What It Means for the U.S.
There is no perfect analogue for the financial system of the United States. Innovation relies largely on demand from firms and end-consumers, yet the average person’s payments literacy is quite low. The actions taken by other governments and central banks to promote real-time payments is a non-starter in the US given the current political climate in Washington and the relative size and influence of the financial sector on our economy, so while slight changes and modifications are possible, overhauling the entire system is not expected. As a result, the best strategic moves to make real-time payments accessible and popular are often the hardest to make. For example, India and Brazil’s central banks mandated connection for the largest institutions. For better or worse, the Federal Reserve does not have this power and has to entice participation by other means.
As for actionable strategies that are employable here, there are still a few good lessons. The obvious one is offering a public network via the central bank. As we know, FedNow will be fulfilling this in 2023. This is crucial because it provides greater accessibility and reach, particularly to community financial institutions and credit unions. A real-time payments network only works if both sender and recipient are participants, so ubiquity needs to be the main goal.
Something that both TCH and the Fed could benefit from is broader outreach. India’s NPCI has gone to great lengths to educate not just financial institutions but also consumers on how to connect. In addition, they made the benefits of the system very clear from the beginning and were able to secure the support of both banks and service providers in advertising the UPI platform. The US Faster Payments Council, of which Alacriti is a participating member, has as part of its mission to educate the market on the value that payments modernization will bring to our economy. There is obviously more work to be done but this is a promising step.
Another lesson comes from Japan’s attempts to go digital. Japanese banks were expecting a massive influx of international tourism from the 2020 Olympics and used this to justify pushing instant digital payments. Of course, 2020 didn’t go according to plan, and as such, their justification was compromised. The takeaway is not to rely too heavily on one use-case or source of traffic. One potential boost could come from offering a rebate, like Japan’s government did, but perhaps without adding a sales tax as well. One of the benefits of real-time payments is the boost to efficiency—returning some of that capital freed up as a reward to early adopters is a shrewd move and makes it a much easier sell.

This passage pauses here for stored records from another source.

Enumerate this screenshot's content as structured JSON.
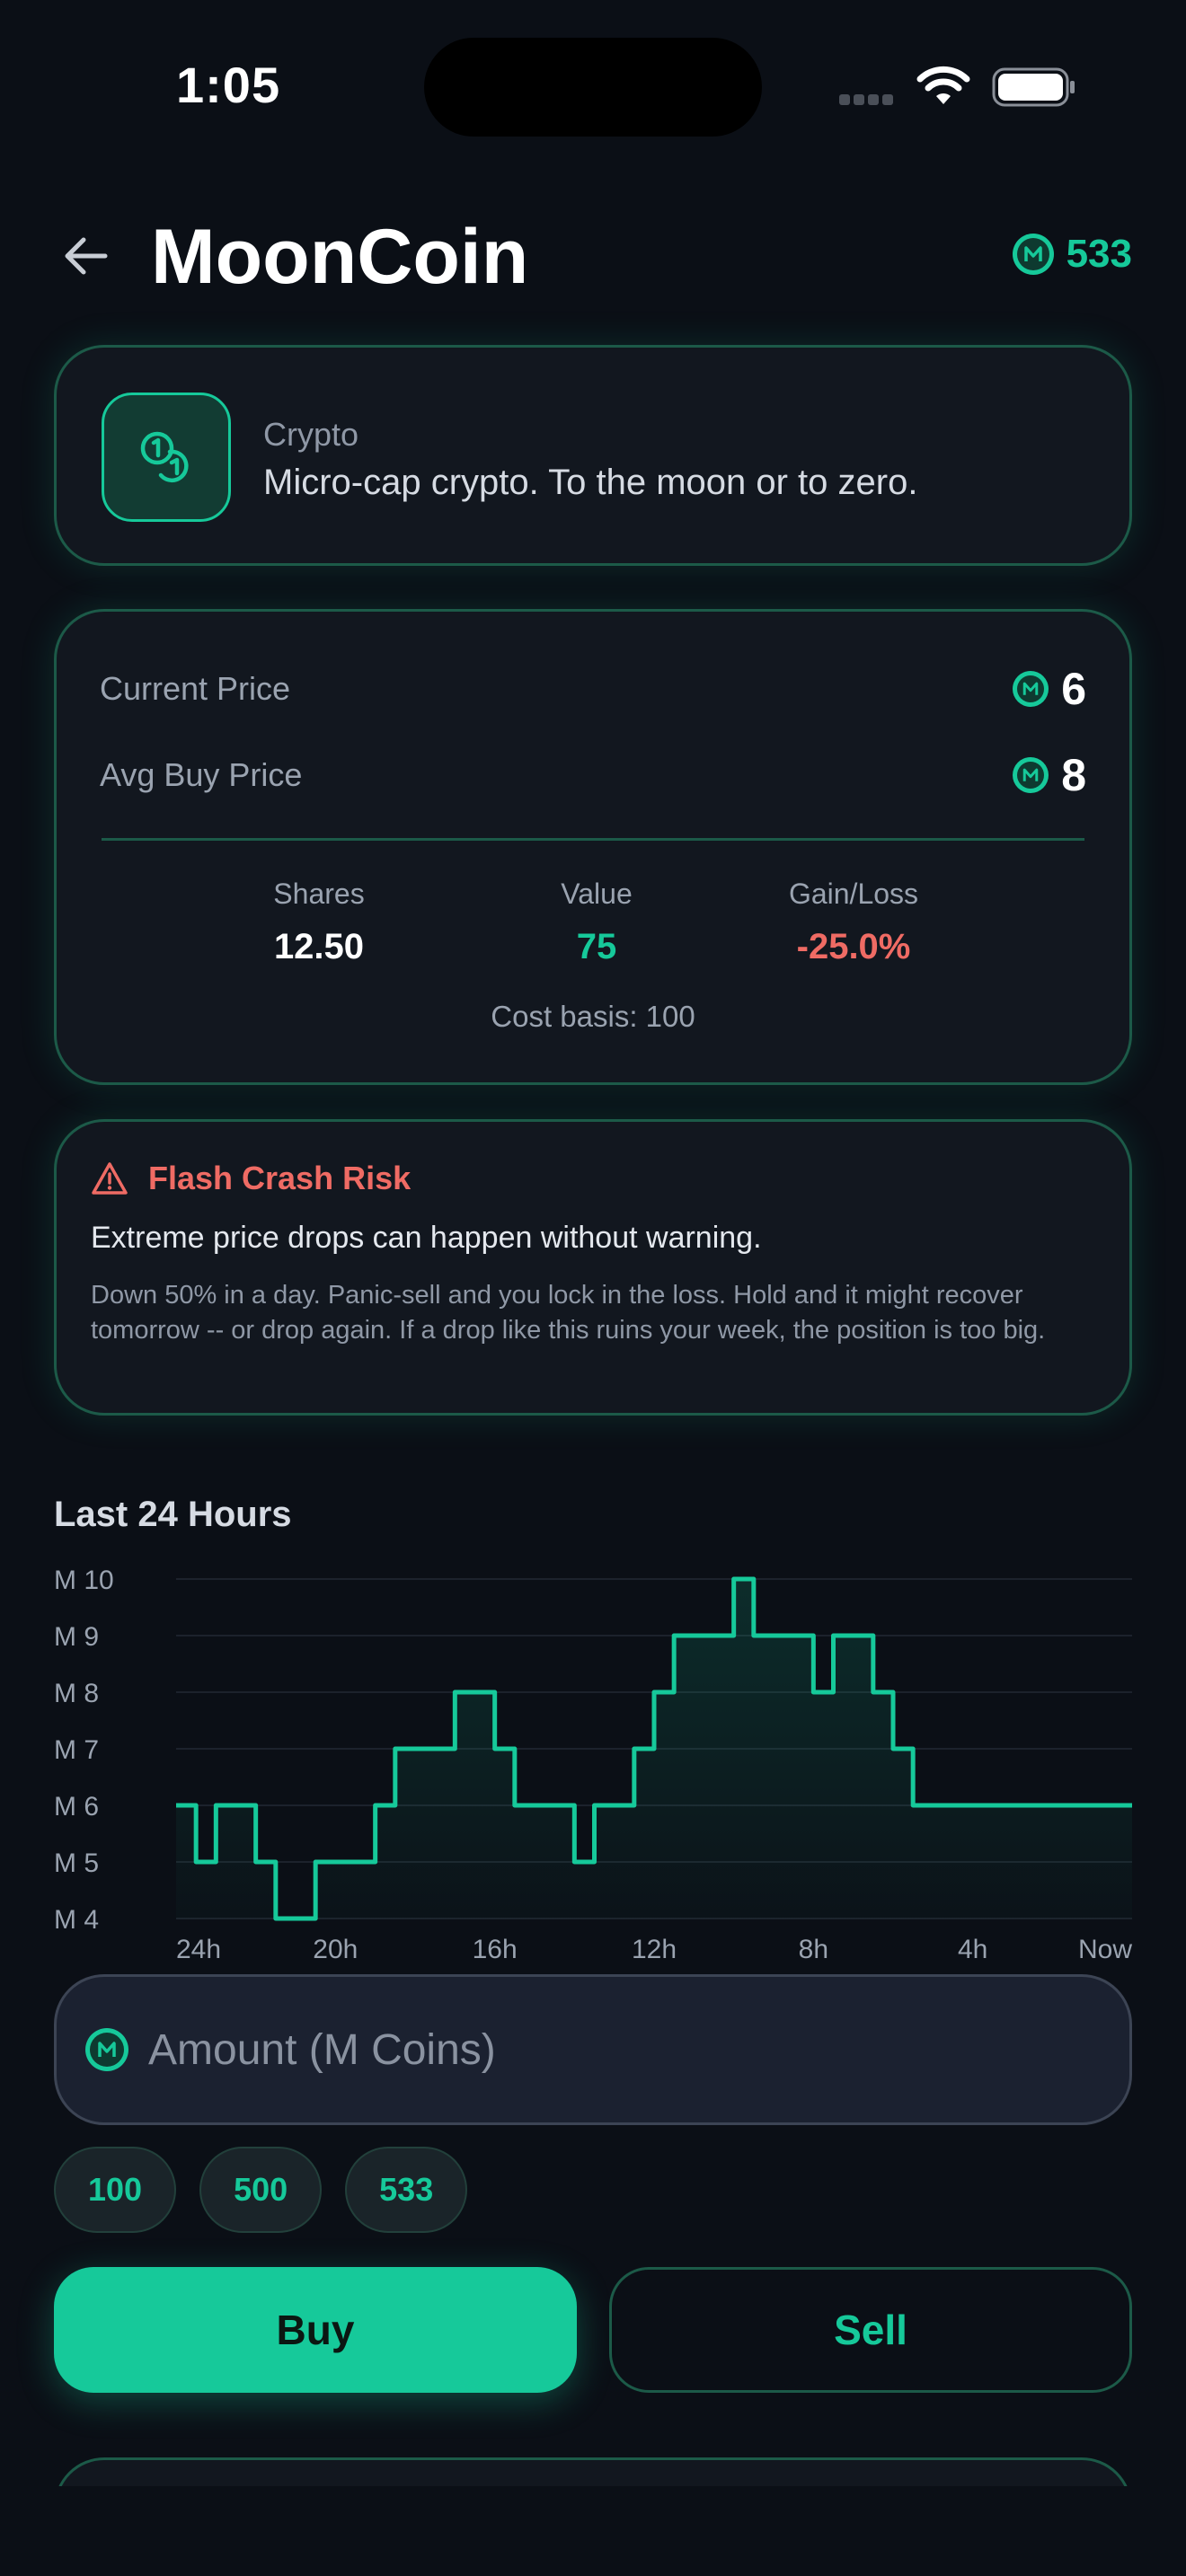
{
  "status_bar": {
    "time": "1:05"
  },
  "header": {
    "title": "MoonCoin",
    "balance": "533"
  },
  "category": {
    "label": "Crypto",
    "description": "Micro-cap crypto. To the moon or to zero."
  },
  "price": {
    "current_label": "Current Price",
    "current_value": "6",
    "avg_label": "Avg Buy Price",
    "avg_value": "8",
    "shares_label": "Shares",
    "shares_value": "12.50",
    "value_label": "Value",
    "value_value": "75",
    "gain_label": "Gain/Loss",
    "gain_value": "-25.0%",
    "cost_basis": "Cost basis: 100"
  },
  "warning": {
    "title": "Flash Crash Risk",
    "lead": "Extreme price drops can happen without warning.",
    "body": "Down 50% in a day. Panic-sell and you lock in the loss. Hold and it might recover tomorrow -- or drop again. If a drop like this ruins your week, the position is too big."
  },
  "chart_title": "Last 24 Hours",
  "chart_data": {
    "type": "line",
    "title": "Last 24 Hours",
    "y_tick_labels": [
      "M 10",
      "M 9",
      "M 8",
      "M 7",
      "M 6",
      "M 5",
      "M 4"
    ],
    "y_ticks": [
      10,
      9,
      8,
      7,
      6,
      5,
      4
    ],
    "ylim": [
      4,
      10
    ],
    "x_tick_labels": [
      "24h",
      "20h",
      "16h",
      "12h",
      "8h",
      "4h",
      "Now"
    ],
    "x_ticks": [
      24,
      20,
      16,
      12,
      8,
      4,
      0
    ],
    "xlim": [
      24,
      0
    ],
    "series": [
      {
        "x": [
          24,
          23.5,
          23,
          22.5,
          22,
          21.5,
          21,
          20.5,
          20,
          19.5,
          19,
          18.5,
          18,
          17.5,
          17,
          16.5,
          16,
          15.5,
          15,
          14.5,
          14,
          13.5,
          13,
          12.5,
          12,
          11.5,
          11,
          10.5,
          10,
          9.5,
          9,
          8.5,
          8,
          7.5,
          7,
          6.5,
          6,
          5.5,
          5,
          4.5,
          4,
          3.5,
          3,
          2.5,
          2,
          1.5,
          1,
          0.5,
          0
        ],
        "values": [
          6,
          5,
          6,
          6,
          5,
          4,
          4,
          5,
          5,
          5,
          6,
          7,
          7,
          7,
          8,
          8,
          7,
          6,
          6,
          6,
          5,
          6,
          6,
          7,
          8,
          9,
          9,
          9,
          10,
          9,
          9,
          9,
          8,
          9,
          9,
          8,
          7,
          6,
          6,
          6,
          6,
          6,
          6,
          6,
          6,
          6,
          6,
          6,
          6
        ]
      }
    ],
    "color": "#16c99a",
    "grid": true
  },
  "amount": {
    "placeholder": "Amount (M Coins)"
  },
  "chips": [
    "100",
    "500",
    "533"
  ],
  "actions": {
    "buy": "Buy",
    "sell": "Sell"
  },
  "colors": {
    "accent": "#16c99a",
    "loss": "#ef6b64",
    "background": "#0b0f16"
  },
  "icons": {
    "back": "arrow-left-icon",
    "coin": "m-coin-icon",
    "category": "coins-icon",
    "warning": "warning-triangle-icon"
  }
}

Overall, real-time payments are impacting all payment systems globally. Although countries are taking different approaches to implement faster payments, no economy has a blank slate—there is always a transition from existing practices. It is essential that American financial institutions support the existing infrastructure and needs of the market while setting the foundation for the future payments that will inevitably dominate. The players that stand out in the years to come will be the ones that collaborate and innovate on bridging that gap today.
For more on real-time payments, please see our blog, Why RTP, Why Now?
Alacriti’s Cosmos for RTP® enables financial institutions and organizations to quickly and seamlessly connect to The Clearing House’s RTP® network without the burden of significant infrastructure overhauls or capital investments. To speak with an Alacriti real-time payments expert, please contact us at (908) 791-2916 or email@example.com.
09 Apr 2021 Blog 5 Common Misconceptions FIs Have About Real-Time Payments There are common misconceptions about real-time payments that may be contributing to its slow adoption in the U.S. We put them to rest in this blog.